Task statement
For each line below that contains the word "Delete", return that line.

Element data from apps and pages:
+---+

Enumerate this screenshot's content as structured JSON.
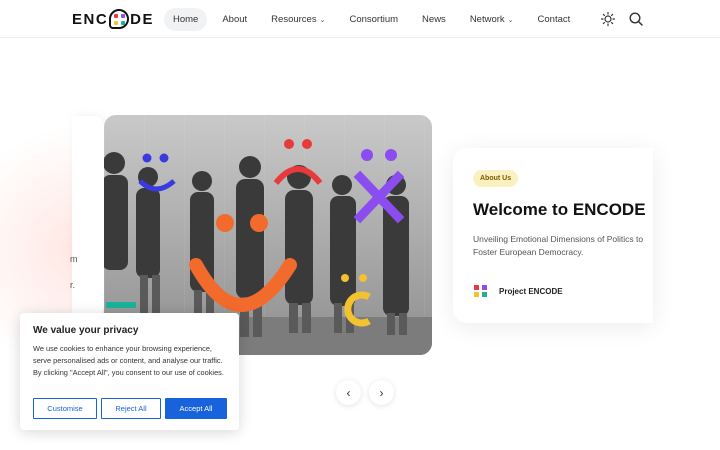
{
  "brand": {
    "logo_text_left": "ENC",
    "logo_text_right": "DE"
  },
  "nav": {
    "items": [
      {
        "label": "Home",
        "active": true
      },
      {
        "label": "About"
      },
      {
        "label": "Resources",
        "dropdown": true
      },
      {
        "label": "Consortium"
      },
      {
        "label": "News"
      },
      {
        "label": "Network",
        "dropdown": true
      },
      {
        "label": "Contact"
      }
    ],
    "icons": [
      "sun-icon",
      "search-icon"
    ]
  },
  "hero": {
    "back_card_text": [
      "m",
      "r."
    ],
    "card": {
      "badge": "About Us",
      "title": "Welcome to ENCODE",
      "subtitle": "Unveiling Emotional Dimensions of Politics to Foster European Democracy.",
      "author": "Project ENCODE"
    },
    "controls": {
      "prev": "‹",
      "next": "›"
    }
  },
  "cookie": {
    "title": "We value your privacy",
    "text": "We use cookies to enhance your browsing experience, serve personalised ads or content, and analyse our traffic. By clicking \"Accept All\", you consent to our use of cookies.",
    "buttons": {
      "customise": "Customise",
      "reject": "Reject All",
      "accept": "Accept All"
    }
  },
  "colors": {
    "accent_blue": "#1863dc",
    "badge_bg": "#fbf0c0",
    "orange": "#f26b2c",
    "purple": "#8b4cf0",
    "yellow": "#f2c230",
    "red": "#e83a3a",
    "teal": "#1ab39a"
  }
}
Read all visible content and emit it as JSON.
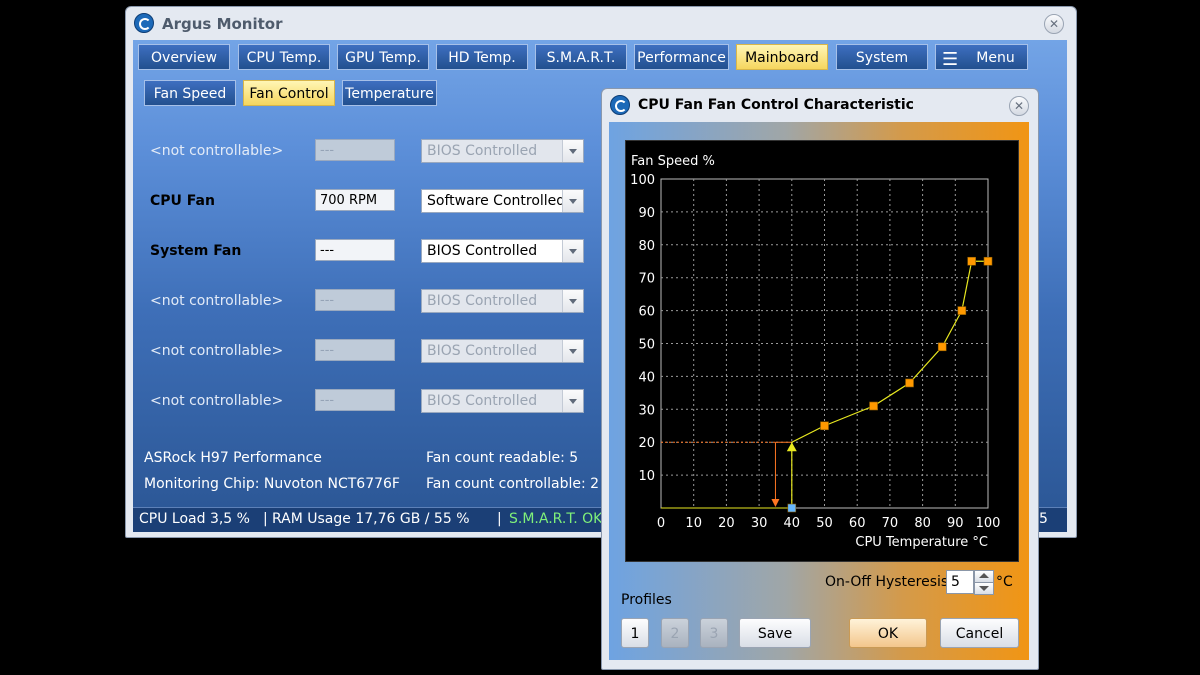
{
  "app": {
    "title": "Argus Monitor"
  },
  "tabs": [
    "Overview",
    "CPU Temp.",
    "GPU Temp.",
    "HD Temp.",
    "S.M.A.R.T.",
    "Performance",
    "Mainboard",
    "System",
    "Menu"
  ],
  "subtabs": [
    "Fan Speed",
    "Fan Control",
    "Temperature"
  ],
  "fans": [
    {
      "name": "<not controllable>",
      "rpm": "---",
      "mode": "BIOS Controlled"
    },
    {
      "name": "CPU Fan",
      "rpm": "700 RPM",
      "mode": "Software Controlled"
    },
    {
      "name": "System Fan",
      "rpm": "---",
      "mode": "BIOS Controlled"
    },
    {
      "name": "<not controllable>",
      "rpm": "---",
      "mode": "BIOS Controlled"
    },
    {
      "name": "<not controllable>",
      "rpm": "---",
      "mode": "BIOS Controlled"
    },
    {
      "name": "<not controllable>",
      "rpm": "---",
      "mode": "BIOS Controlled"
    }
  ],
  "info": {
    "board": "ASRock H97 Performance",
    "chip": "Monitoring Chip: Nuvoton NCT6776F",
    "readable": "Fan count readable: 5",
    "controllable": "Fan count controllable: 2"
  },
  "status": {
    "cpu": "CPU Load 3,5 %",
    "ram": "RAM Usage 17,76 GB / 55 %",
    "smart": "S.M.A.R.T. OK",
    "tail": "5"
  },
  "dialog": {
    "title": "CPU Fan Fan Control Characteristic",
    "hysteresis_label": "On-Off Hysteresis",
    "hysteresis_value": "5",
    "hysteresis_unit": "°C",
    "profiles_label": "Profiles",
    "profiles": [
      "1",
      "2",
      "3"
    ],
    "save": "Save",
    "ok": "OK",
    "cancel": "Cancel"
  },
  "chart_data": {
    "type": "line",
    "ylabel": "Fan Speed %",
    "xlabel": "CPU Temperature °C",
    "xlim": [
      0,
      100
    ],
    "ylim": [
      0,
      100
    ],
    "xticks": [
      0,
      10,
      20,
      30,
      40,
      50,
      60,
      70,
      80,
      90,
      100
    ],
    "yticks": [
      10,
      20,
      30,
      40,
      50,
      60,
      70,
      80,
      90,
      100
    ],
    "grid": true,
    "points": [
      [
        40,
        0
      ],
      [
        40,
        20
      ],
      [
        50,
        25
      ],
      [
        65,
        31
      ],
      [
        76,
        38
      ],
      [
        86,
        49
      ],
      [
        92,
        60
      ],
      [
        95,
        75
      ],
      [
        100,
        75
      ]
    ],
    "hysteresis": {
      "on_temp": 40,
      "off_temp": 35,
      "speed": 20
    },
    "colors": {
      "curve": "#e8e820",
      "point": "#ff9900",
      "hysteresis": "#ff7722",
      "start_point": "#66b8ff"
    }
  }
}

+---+

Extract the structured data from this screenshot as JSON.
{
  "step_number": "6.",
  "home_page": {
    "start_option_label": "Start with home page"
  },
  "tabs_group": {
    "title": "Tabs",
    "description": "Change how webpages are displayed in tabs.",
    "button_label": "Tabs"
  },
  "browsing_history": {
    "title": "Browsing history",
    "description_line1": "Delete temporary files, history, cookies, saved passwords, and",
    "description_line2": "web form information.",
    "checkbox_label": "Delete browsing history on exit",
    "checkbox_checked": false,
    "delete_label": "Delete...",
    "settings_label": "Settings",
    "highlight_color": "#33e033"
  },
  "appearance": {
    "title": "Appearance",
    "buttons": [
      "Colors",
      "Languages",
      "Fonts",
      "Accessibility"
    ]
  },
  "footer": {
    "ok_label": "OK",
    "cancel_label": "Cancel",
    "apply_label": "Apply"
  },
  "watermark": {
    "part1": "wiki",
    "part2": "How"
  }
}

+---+

Solution for this exercise
    "description_line1": "Delete temporary files, history, cookies, saved passwords, and",
    "checkbox_label": "Delete browsing history on exit",
    "delete_label": "Delete...",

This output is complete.